- [Assigned task]:
Output all records below verbatim.

========================

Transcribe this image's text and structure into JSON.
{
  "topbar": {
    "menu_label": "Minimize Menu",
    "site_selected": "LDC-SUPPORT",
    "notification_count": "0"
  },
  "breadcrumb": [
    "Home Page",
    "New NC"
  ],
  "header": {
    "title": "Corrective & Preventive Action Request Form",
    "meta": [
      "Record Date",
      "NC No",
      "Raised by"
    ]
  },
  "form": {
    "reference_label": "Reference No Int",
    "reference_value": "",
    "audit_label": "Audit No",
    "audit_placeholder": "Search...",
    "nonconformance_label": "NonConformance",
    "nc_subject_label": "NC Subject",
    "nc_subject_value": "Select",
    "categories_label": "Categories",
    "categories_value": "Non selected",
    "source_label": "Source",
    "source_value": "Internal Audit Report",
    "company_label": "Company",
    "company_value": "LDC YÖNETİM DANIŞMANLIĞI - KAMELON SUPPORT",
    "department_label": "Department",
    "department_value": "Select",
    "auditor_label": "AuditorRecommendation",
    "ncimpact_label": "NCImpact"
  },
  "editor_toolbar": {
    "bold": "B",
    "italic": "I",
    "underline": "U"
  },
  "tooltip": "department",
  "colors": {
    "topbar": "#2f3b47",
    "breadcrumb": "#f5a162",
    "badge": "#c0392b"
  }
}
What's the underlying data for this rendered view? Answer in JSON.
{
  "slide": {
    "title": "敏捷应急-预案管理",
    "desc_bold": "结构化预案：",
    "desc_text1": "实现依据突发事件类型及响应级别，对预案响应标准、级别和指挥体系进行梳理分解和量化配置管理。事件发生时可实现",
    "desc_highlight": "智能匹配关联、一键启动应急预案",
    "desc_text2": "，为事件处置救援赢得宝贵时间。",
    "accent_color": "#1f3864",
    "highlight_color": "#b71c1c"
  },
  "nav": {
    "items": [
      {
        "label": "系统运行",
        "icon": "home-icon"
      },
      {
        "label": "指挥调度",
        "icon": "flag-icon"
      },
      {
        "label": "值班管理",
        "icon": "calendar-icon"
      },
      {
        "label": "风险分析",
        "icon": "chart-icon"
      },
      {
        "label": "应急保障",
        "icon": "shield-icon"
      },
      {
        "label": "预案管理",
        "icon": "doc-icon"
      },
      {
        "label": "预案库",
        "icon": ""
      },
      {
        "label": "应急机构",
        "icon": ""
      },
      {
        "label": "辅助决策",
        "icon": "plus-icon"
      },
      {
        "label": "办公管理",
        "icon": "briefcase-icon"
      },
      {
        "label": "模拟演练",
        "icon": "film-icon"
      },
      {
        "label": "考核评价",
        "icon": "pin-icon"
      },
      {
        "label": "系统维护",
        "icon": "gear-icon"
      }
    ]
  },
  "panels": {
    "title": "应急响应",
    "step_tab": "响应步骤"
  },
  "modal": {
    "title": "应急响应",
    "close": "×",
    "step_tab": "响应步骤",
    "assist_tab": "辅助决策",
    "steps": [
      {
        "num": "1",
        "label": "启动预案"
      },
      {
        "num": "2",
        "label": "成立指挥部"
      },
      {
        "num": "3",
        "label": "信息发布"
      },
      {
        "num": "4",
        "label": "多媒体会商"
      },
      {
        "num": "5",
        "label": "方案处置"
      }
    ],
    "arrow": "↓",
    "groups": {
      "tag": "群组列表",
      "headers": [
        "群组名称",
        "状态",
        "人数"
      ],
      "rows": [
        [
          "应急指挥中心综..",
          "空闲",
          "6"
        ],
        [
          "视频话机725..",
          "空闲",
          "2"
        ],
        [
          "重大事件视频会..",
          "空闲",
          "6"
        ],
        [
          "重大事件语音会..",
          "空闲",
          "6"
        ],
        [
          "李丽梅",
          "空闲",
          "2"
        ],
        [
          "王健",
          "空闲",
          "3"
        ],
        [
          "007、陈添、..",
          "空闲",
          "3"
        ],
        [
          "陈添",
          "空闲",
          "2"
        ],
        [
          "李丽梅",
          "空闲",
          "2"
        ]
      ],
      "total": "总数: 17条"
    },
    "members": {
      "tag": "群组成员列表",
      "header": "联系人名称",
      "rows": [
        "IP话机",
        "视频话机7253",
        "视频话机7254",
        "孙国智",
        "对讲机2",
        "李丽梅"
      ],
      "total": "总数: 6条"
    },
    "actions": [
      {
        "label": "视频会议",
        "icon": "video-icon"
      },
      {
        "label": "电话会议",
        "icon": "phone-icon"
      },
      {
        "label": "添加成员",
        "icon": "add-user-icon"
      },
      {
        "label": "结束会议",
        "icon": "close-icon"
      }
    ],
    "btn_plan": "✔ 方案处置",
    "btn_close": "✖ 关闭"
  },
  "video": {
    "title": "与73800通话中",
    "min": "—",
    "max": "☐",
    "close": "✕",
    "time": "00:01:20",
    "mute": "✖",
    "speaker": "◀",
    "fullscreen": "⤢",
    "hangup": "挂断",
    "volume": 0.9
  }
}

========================

- [Finished task]:
Transcribe this image's text and structure into JSON.
{
  "topbar": {
    "menu_label": "Minimize Menu",
    "site_selected": "LDC-SUPPORT",
    "notification_count": "0"
  },
  "breadcrumb": [
    "Home Page",
    "New NC"
  ],
  "header": {
    "title": "Corrective & Preventive Action Request Form",
    "meta": [
      "Record Date",
      "NC No",
      "Raised by"
    ]
  },
  "form": {
    "reference_label": "Reference No Int",
    "reference_value": "",
    "audit_label": "Audit No",
    "audit_placeholder": "Search...",
    "nonconformance_label": "NonConformance",
    "nc_subject_label": "NC Subject",
    "nc_subject_value": "Select",
    "categories_label": "Categories",
    "categories_value": "Non selected",
    "source_label": "Source",
    "source_value": "Internal Audit Report",
    "company_label": "Company",
    "company_value": "LDC YÖNETİM DANIŞMANLIĞI - KAMELON SUPPORT",
    "department_label": "Department",
    "department_value": "Select",
    "auditor_label": "AuditorRecommendation",
    "ncimpact_label": "NCImpact"
  },
  "editor_toolbar": {
    "bold": "B",
    "italic": "I",
    "underline": "U"
  },
  "tooltip": "department",
  "colors": {
    "topbar": "#2f3b47",
    "breadcrumb": "#f5a162",
    "badge": "#c0392b"
  }
}
What's the underlying data for this rendered view? Answer in JSON.
{
  "slide": {
    "title": "敏捷应急-预案管理",
    "desc_bold": "结构化预案：",
    "desc_text1": "实现依据突发事件类型及响应级别，对预案响应标准、级别和指挥体系进行梳理分解和量化配置管理。事件发生时可实现",
    "desc_highlight": "智能匹配关联、一键启动应急预案",
    "desc_text2": "，为事件处置救援赢得宝贵时间。",
    "accent_color": "#1f3864",
    "highlight_color": "#b71c1c"
  },
  "nav": {
    "items": [
      {
        "label": "系统运行",
        "icon": "home-icon"
      },
      {
        "label": "指挥调度",
        "icon": "flag-icon"
      },
      {
        "label": "值班管理",
        "icon": "calendar-icon"
      },
      {
        "label": "风险分析",
        "icon": "chart-icon"
      },
      {
        "label": "应急保障",
        "icon": "shield-icon"
      },
      {
        "label": "预案管理",
        "icon": "doc-icon"
      },
      {
        "label": "预案库",
        "icon": ""
      },
      {
        "label": "应急机构",
        "icon": ""
      },
      {
        "label": "辅助决策",
        "icon": "plus-icon"
      },
      {
        "label": "办公管理",
        "icon": "briefcase-icon"
      },
      {
        "label": "模拟演练",
        "icon": "film-icon"
      },
      {
        "label": "考核评价",
        "icon": "pin-icon"
      },
      {
        "label": "系统维护",
        "icon": "gear-icon"
      }
    ]
  },
  "panels": {
    "title": "应急响应",
    "step_tab": "响应步骤"
  },
  "modal": {
    "title": "应急响应",
    "close": "×",
    "step_tab": "响应步骤",
    "assist_tab": "辅助决策",
    "steps": [
      {
        "num": "1",
        "label": "启动预案"
      },
      {
        "num": "2",
        "label": "成立指挥部"
      },
      {
        "num": "3",
        "label": "信息发布"
      },
      {
        "num": "4",
        "label": "多媒体会商"
      },
      {
        "num": "5",
        "label": "方案处置"
      }
    ],
    "arrow": "↓",
    "groups": {
      "tag": "群组列表",
      "headers": [
        "群组名称",
        "状态",
        "人数"
      ],
      "rows": [
        [
          "应急指挥中心综..",
          "空闲",
          "6"
        ],
        [
          "视频话机725..",
          "空闲",
          "2"
        ],
        [
          "重大事件视频会..",
          "空闲",
          "6"
        ],
        [
          "重大事件语音会..",
          "空闲",
          "6"
        ],
        [
          "李丽梅",
          "空闲",
          "2"
        ],
        [
          "王健",
          "空闲",
          "3"
        ],
        [
          "007、陈添、..",
          "空闲",
          "3"
        ],
        [
          "陈添",
          "空闲",
          "2"
        ],
        [
          "李丽梅",
          "空闲",
          "2"
        ]
      ],
      "total": "总数: 17条"
    },
    "members": {
      "tag": "群组成员列表",
      "header": "联系人名称",
      "rows": [
        "IP话机",
        "视频话机7253",
        "视频话机7254",
        "孙国智",
        "对讲机2",
        "李丽梅"
      ],
      "total": "总数: 6条"
    },
    "actions": [
      {
        "label": "视频会议",
        "icon": "video-icon"
      },
      {
        "label": "电话会议",
        "icon": "phone-icon"
      },
      {
        "label": "添加成员",
        "icon": "add-user-icon"
      },
      {
        "label": "结束会议",
        "icon": "close-icon"
      }
    ],
    "btn_plan": "✔ 方案处置",
    "btn_close": "✖ 关闭"
  },
  "video": {
    "title": "与73800通话中",
    "min": "—",
    "max": "☐",
    "close": "✕",
    "time": "00:01:20",
    "mute": "✖",
    "speaker": "◀",
    "fullscreen": "⤢",
    "hangup": "挂断",
    "volume": 0.9
  }
}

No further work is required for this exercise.